"When you have someone who is the best in his industry and his vocation, you need to keep them," Regent Dean Johnson said.
Added Regent Peggy Lucas, "I would consider the passage of this as a gift to the new president, whoever he or she might be."
Regents voted 9-2, with one absence, to endorse the extension and move it forward to Friday's final vote.
Financial terms in the extension are largely unchanged: Coyle's base salary stays at $850,000 and he will continue to be able to earn up to $150,000 in incentive compensation, based on teams' performances, academic results and other factors. Another $100,000 is contributed annually to his retirement account.
The new agreement does revise the conditions under which Coyle can pull out of the contract, gradually reducing a penalty for doing so the longer he stays. Whereas his original contract states he has to pay a termination fee equal to his base salary if he leaves early, that amount in the amended agreement shrinks over time.
Upon arriving from Syracuse in May 2016, Coyle immediately dealt with serious issues in Gophers athletics.
On his second day on the job, he placed J Robinson on administrative leave while the school examined the longtime wrestling coach's handling of a drug problem inside his program.
Within his first year, he led the department through a scandal involving several football players and an alleged sexual assault, a boycott by the football team, a high-speed search for a football coach, leaked confidential documents related to a fundraiser violating the school's sexual harassment policy and more.
When Coyle was introduced in Minnesota, Kaler noted that "Mark's new job here is a big one, with large challenges to tackle and exciting opportunities to seize."
More opportunities could come this winter, as two of his most high-profile coaching hires begin: Bob Motzko in men's hockey and Lindsay Whalen in women's basketball. In his first two years on the job, Coyle replaced six of his department's 21 head coaches.
Men's basketball coach Richard Pitino, who has experienced both success and failure under Coyle, called his boss "the total package."
"He can fundraise, he hires really good people, he protects everybody. In today's world that's really important," Pitino said.
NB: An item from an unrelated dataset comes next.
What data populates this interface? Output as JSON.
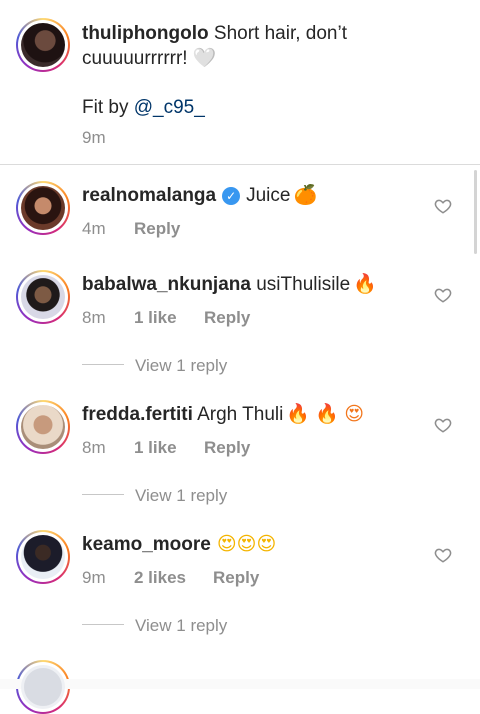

"I think he's one of the best ADs in the country. It's smart of Minnesota to try to lock him up. Especially now that President Kaler is leaving. It was important to get that done."
Staff writer Marcus Fuller contributed to this report.